Wool keratins, a protein platform for multifunctional materialsTuesday (27.09.2016) 16:45 - 17:00 Part of:
Proteins in nature are employed for an extremely broad variety of functions: structural components, enzymes, motions, factories in the cells, carriers. This wide variety of behavior arises from the variety of functionalities of the amino acids building the different proteins. Historically humans have used some of these proteins as materials: keratins and fibroin have been used for millennia as source of textile. In recent years, proteins became very attractive as functional biomaterials, in particular as a biopolymers for biomedical applications: fibroins and keratins, extracted from different sources, were used to create scaffolds and drug delivery platforms. Even more recently silk fibroin was studied as a platform to interface technologies like optics and electronic with the biological environment. In this contribution, we will focus on the use of keratins extracted from wool for the development of functional nanocomposites.

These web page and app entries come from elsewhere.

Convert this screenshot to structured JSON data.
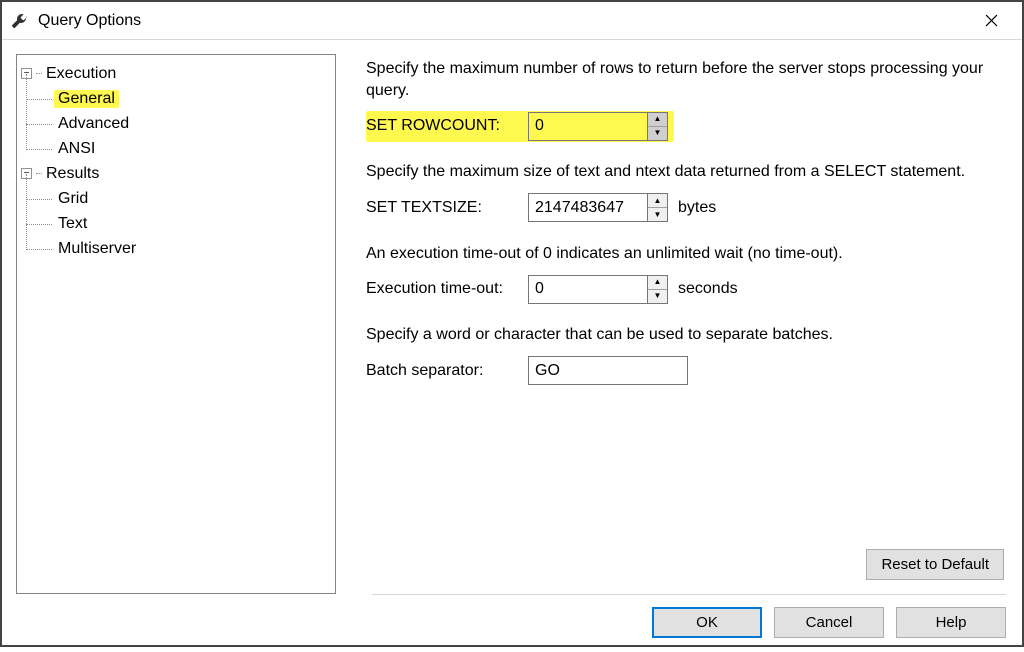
{
  "window": {
    "title": "Query Options"
  },
  "tree": {
    "execution": {
      "label": "Execution",
      "general": "General",
      "advanced": "Advanced",
      "ansi": "ANSI"
    },
    "results": {
      "label": "Results",
      "grid": "Grid",
      "text": "Text",
      "multiserver": "Multiserver"
    }
  },
  "content": {
    "rowcount_desc": "Specify the maximum number of rows to return before the server stops processing your query.",
    "rowcount_label": "SET ROWCOUNT:",
    "rowcount_value": "0",
    "textsize_desc": "Specify the maximum size of text and ntext data returned from a SELECT statement.",
    "textsize_label": "SET TEXTSIZE:",
    "textsize_value": "2147483647",
    "textsize_suffix": "bytes",
    "timeout_desc": "An execution time-out of 0 indicates an unlimited wait (no time-out).",
    "timeout_label": "Execution time-out:",
    "timeout_value": "0",
    "timeout_suffix": "seconds",
    "batch_desc": "Specify a word or character that can be used to separate batches.",
    "batch_label": "Batch separator:",
    "batch_value": "GO",
    "reset_label": "Reset to Default"
  },
  "footer": {
    "ok": "OK",
    "cancel": "Cancel",
    "help": "Help"
  }
}
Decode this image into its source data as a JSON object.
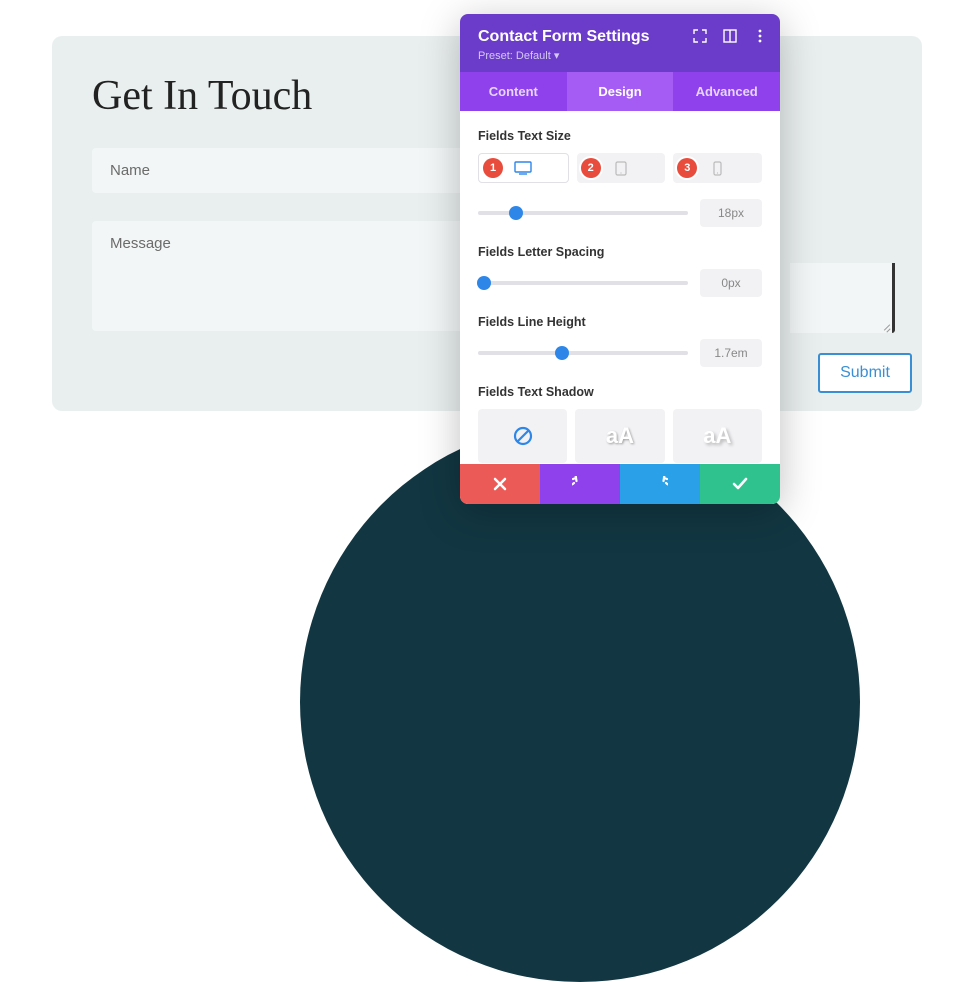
{
  "page": {
    "heading": "Get In Touch",
    "name_placeholder": "Name",
    "message_placeholder": "Message",
    "submit_label": "Submit"
  },
  "panel": {
    "title": "Contact Form Settings",
    "preset": "Preset: Default ▾",
    "tabs": {
      "content": "Content",
      "design": "Design",
      "advanced": "Advanced"
    },
    "sections": {
      "text_size": "Fields Text Size",
      "letter_spacing": "Fields Letter Spacing",
      "line_height": "Fields Line Height",
      "text_shadow": "Fields Text Shadow"
    },
    "devices": {
      "b1": "1",
      "b2": "2",
      "b3": "3"
    },
    "values": {
      "text_size": "18px",
      "letter_spacing": "0px",
      "line_height": "1.7em"
    },
    "shadow_sample": "aA"
  }
}
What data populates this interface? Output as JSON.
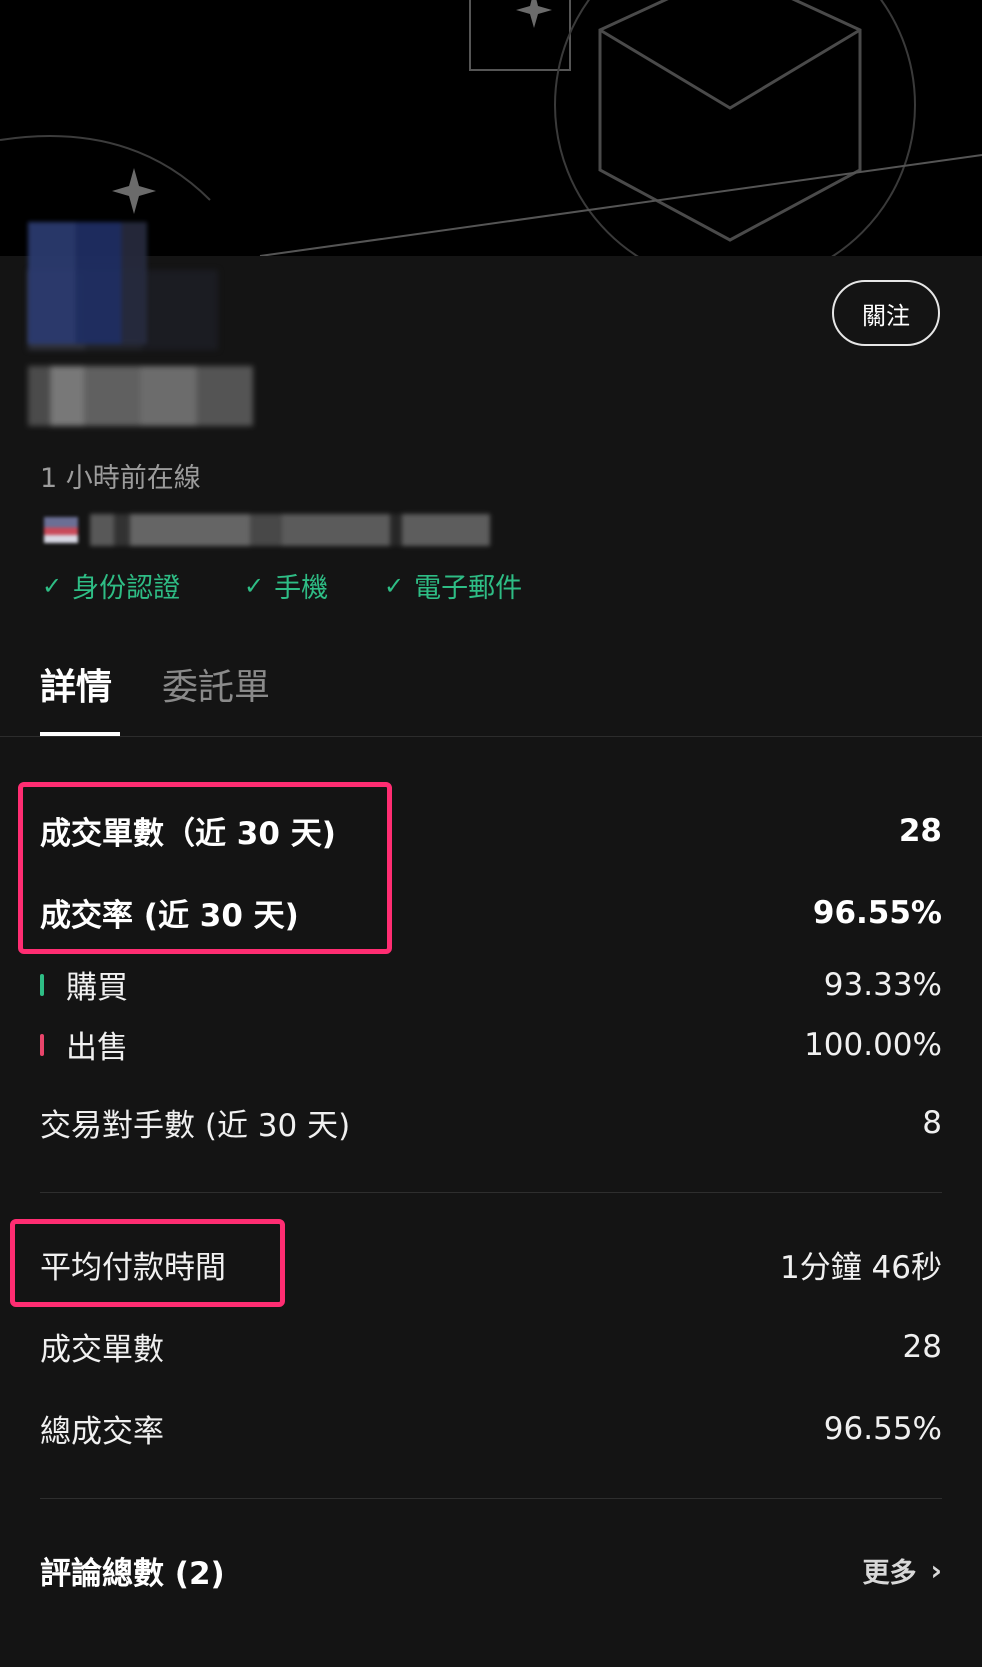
{
  "profile": {
    "follow_label": "關注",
    "online_status": "1 小時前在線",
    "verifications": [
      {
        "label": "身份認證"
      },
      {
        "label": "手機"
      },
      {
        "label": "電子郵件"
      }
    ]
  },
  "tabs": [
    {
      "label": "詳情",
      "active": true
    },
    {
      "label": "委託單",
      "active": false
    }
  ],
  "stats": {
    "orders_30d": {
      "label": "成交單數（近 30 天)",
      "value": "28"
    },
    "completion_30d": {
      "label": "成交率 (近 30 天)",
      "value": "96.55%"
    },
    "buy": {
      "label": "購買",
      "value": "93.33%"
    },
    "sell": {
      "label": "出售",
      "value": "100.00%"
    },
    "counterparties_30d": {
      "label": "交易對手數 (近 30 天)",
      "value": "8"
    },
    "avg_payment_time": {
      "label": "平均付款時間",
      "value": "1分鐘 46秒"
    },
    "total_orders": {
      "label": "成交單數",
      "value": "28"
    },
    "total_completion": {
      "label": "總成交率",
      "value": "96.55%"
    }
  },
  "reviews": {
    "label": "評論總數 (2)",
    "more_label": "更多"
  },
  "colors": {
    "background": "#141414",
    "accent_green": "#2ebd85",
    "accent_red": "#e8456b",
    "highlight": "#ff2d72"
  }
}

Keratins are a family of proteins found in nature as the main structural component of many different tissues: feathers, cornea, and hair just to name the more represented ones. The key feature of keratin that we look to explore is the presence of all the most important organic functionalities: carboxyl groups, amino groups, alcohols, aldehydes, thiols. In our experiments, keratin was extracted from wool fibers. Films of keratin were obtained by simple casting and were used as a tool to characterize the functional properties of keratin-based nanocomposites.
The free thiols group generated during the extraction process were exploited for the reduction of gold salts and, upon formation of a film, for the in-situ synthesis of gold nanoparticles embedded and bound to the protein matrix.
Inorganic nanocrystals were successfully bound to the keratin matrix by a simple ligand exchange process from an organic dispersion of nanocrystals. Furthermore films of keratin an quantum dots with high QD filling factor and strong fluorescence were obtained, showing that keratin can be a promising material for optical applications as well.